Already the very first sample of superlattices measured exhibited two well-defined emission bands at cryogenic temperatures. The more red-shifted band (later identified as the emission of NCs that were coupled with each other, leading to superfluorescence) had quite different properties when compared to the bluer band close to the original NC emission energy (later identified as the emission band of uncoupled quantum dots). The superfluorescent band showed a substructure that could be mistaken for lasing modes, but on top of the fact that superlattices are not perfect and big enough to serve as high-Q laser resonators, a more dedicate set of experiments proved that lasing was incompatible with some of our observations: (i) absence of a clear threshold, (ii) emission starts with a delay time and shows picosecond oscillations at higher excitation power, and (iii) photon bunching in second-order correlation measurements. Searching the literature for better explanations, we found that similar observations had been made about half a century ago in dense HF gas (Phys. Rev. Lett., 1973, 30, pp. 309–312, https://journals.aps.org/prl/abstract/10.1103/PhysRevLett.30.309). After ticking off the similar experimental features and checking the associated theoretical work, we had our “Eureka” moment: It really looks like superfluorescence! Yet, it took us many more months with vastly more samples, measurements and cross-checks to really convince ourselves that this was the best interpretation for our observations, and other explanations like amplified spontaneous emission, lasing, multi-excitons etc. could be ruled out.

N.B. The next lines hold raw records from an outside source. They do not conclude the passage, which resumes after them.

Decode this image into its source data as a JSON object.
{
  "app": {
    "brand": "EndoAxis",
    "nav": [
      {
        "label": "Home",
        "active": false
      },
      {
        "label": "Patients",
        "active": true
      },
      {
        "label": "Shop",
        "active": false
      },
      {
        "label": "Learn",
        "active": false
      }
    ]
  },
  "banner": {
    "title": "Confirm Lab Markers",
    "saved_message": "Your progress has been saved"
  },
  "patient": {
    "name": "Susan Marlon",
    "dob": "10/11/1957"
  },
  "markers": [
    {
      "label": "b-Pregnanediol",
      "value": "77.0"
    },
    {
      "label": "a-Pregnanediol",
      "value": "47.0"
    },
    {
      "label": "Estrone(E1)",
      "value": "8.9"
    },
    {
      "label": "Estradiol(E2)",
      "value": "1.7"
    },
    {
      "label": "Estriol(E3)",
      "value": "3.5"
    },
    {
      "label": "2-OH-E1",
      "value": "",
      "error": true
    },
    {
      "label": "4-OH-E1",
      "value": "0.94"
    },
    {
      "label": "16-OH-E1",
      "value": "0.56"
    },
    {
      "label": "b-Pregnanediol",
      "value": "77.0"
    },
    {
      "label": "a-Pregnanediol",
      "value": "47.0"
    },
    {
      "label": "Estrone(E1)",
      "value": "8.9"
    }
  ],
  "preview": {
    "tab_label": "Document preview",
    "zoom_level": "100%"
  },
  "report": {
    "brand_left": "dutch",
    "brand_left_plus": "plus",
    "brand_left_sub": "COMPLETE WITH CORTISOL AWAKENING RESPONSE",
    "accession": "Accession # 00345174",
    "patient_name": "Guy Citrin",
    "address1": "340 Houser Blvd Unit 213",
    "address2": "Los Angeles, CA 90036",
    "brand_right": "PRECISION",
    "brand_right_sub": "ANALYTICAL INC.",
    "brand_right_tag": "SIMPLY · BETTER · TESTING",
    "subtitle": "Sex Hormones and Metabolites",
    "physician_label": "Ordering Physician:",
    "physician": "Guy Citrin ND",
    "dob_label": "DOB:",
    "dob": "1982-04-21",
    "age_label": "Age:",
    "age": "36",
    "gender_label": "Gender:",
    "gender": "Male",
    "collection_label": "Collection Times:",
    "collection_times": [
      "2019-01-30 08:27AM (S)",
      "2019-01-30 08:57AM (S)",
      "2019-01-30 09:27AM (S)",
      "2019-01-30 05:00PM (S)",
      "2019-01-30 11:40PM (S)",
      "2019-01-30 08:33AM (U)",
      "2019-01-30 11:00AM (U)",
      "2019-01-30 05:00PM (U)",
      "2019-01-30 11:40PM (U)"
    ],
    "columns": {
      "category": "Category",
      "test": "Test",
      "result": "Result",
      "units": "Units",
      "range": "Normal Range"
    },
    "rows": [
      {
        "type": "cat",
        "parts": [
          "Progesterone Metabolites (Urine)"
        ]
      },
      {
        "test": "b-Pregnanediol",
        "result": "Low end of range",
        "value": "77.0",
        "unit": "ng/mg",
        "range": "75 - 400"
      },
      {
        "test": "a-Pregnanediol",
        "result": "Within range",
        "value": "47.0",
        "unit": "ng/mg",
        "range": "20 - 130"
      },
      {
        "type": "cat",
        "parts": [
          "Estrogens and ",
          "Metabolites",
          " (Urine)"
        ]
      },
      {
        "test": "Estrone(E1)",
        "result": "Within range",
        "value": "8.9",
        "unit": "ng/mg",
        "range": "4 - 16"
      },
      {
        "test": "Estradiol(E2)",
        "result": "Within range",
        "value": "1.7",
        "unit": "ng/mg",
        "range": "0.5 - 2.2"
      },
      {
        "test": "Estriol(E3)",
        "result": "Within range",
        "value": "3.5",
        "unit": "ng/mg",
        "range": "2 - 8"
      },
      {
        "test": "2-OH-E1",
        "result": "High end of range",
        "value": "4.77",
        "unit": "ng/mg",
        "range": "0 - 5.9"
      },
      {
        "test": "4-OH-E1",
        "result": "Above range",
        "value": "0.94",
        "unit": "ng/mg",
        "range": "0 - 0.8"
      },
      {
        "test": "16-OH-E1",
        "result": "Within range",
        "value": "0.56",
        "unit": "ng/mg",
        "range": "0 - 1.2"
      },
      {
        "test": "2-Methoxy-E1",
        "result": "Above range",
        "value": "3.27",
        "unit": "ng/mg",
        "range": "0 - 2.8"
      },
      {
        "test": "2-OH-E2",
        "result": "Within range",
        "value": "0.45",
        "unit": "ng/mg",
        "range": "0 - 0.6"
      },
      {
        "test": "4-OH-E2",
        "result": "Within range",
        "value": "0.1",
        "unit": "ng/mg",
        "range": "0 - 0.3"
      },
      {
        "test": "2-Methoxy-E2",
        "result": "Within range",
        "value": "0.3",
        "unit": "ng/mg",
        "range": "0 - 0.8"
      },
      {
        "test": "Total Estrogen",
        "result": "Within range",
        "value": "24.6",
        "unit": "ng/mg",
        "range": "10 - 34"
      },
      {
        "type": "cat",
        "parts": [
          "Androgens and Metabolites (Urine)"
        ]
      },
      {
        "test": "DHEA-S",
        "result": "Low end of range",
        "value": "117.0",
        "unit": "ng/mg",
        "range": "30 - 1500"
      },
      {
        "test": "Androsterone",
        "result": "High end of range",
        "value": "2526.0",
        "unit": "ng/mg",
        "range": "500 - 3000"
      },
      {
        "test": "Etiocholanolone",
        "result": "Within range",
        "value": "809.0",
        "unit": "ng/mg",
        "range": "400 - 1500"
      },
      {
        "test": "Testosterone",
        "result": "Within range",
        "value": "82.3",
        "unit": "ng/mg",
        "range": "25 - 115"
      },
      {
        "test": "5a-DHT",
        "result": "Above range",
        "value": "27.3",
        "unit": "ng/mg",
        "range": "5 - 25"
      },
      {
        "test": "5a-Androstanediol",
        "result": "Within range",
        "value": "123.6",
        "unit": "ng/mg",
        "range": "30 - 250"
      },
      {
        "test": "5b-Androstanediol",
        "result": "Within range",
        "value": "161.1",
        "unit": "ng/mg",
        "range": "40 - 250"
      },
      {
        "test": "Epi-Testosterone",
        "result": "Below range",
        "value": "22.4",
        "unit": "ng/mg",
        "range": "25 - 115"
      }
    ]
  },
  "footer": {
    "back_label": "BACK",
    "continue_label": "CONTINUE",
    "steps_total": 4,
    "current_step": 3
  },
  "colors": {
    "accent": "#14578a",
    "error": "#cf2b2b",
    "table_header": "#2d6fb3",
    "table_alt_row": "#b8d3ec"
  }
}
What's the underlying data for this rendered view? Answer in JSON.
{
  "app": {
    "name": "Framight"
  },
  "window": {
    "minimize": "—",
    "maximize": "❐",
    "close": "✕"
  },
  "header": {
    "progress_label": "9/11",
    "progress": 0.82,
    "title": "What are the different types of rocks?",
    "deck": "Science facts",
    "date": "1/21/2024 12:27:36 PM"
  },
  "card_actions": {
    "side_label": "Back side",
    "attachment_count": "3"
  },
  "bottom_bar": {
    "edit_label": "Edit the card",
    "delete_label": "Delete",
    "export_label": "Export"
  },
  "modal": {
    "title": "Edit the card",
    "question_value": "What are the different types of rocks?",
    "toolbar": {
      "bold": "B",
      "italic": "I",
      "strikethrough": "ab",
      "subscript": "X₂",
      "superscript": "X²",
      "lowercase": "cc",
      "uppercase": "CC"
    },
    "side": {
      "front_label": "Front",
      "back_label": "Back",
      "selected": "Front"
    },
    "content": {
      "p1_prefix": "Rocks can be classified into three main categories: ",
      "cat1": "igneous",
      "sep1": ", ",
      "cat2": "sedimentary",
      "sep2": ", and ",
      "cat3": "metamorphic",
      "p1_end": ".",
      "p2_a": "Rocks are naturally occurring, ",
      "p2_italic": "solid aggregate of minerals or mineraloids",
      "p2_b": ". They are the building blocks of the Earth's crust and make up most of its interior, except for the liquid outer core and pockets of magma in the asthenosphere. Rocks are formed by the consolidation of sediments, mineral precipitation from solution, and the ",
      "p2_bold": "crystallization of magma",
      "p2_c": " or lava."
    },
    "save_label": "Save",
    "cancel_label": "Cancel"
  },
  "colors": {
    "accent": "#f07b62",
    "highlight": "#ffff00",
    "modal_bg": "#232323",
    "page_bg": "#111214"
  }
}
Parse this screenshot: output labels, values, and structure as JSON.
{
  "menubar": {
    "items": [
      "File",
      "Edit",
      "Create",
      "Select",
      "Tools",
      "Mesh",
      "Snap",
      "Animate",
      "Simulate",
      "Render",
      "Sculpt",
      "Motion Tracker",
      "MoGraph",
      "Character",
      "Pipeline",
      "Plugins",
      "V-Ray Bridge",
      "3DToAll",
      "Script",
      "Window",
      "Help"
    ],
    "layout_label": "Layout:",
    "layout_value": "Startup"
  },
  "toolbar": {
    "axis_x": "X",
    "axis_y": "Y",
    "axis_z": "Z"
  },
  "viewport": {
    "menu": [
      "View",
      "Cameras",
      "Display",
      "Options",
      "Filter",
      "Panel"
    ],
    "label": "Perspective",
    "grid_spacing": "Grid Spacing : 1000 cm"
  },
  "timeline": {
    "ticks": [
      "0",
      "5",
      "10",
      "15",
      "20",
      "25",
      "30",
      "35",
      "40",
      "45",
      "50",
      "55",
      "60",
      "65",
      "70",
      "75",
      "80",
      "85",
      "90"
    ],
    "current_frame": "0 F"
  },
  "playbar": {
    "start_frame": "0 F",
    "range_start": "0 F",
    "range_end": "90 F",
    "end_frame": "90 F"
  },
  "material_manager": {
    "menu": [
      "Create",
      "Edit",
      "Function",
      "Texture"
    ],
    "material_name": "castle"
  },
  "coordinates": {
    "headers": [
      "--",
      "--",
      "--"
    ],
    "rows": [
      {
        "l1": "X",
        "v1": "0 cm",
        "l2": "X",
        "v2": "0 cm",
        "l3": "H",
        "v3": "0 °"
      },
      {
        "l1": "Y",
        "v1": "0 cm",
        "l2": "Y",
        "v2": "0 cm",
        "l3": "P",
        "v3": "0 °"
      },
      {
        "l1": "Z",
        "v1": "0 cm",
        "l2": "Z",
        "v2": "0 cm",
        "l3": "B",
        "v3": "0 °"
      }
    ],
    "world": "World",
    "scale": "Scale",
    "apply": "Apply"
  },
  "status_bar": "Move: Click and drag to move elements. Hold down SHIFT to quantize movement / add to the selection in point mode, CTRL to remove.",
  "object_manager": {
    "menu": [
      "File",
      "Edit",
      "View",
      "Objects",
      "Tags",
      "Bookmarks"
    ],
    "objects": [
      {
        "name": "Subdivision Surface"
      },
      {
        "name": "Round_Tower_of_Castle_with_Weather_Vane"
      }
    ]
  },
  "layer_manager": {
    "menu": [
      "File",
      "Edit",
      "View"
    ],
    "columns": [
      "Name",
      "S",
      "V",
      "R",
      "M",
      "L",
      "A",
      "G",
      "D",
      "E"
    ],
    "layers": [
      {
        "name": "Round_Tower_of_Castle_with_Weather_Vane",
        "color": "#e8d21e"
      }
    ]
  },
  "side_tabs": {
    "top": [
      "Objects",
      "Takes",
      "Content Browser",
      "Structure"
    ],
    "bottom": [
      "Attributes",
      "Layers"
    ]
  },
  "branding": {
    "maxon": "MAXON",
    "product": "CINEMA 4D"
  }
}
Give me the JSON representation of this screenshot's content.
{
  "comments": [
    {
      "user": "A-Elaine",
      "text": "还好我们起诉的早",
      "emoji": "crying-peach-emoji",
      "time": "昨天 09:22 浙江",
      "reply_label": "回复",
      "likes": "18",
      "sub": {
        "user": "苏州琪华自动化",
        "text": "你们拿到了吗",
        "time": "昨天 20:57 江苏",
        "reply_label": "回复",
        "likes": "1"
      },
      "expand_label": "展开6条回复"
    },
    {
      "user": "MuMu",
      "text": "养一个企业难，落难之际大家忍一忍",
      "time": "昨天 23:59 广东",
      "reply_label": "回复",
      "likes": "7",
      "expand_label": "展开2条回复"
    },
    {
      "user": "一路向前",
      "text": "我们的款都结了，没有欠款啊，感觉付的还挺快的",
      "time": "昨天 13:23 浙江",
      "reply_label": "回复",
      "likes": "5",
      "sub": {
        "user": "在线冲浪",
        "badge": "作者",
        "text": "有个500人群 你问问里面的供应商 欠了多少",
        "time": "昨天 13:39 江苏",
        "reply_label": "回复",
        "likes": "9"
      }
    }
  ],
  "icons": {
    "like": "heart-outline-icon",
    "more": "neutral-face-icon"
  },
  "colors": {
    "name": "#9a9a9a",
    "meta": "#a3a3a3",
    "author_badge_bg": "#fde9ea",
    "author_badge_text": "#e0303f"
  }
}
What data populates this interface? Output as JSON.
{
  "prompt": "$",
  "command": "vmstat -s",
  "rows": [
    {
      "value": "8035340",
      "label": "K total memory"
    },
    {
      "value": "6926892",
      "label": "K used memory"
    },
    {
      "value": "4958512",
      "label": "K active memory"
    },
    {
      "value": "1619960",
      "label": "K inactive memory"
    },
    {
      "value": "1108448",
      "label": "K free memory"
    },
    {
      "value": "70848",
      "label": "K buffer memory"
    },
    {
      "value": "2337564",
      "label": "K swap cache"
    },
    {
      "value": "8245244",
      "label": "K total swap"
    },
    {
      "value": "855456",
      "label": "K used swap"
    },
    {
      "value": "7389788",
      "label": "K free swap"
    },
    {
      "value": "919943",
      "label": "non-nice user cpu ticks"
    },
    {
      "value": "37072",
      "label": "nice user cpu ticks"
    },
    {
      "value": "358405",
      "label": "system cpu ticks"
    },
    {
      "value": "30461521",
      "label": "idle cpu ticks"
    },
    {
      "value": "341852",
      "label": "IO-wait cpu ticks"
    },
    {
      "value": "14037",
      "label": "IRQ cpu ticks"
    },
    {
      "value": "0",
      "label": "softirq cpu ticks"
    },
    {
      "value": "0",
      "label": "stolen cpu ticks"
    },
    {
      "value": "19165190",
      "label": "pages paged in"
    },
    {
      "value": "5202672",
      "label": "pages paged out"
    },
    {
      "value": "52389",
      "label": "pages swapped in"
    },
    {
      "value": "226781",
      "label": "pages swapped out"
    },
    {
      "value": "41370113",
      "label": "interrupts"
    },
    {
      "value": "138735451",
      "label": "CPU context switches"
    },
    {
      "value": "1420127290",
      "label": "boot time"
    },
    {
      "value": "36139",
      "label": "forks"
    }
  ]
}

As superfluorescence now can be achieved in a technologically relevant material system with low cost synthesis and easy processing, it could leave the cabinet of “interesting-but-not-really-usable” physical phenomena. Such a novel quantum source of correlated (likely entangled) photons might become important for future developments in quantum sensing, quantum-encrypted communication and future quantum computing.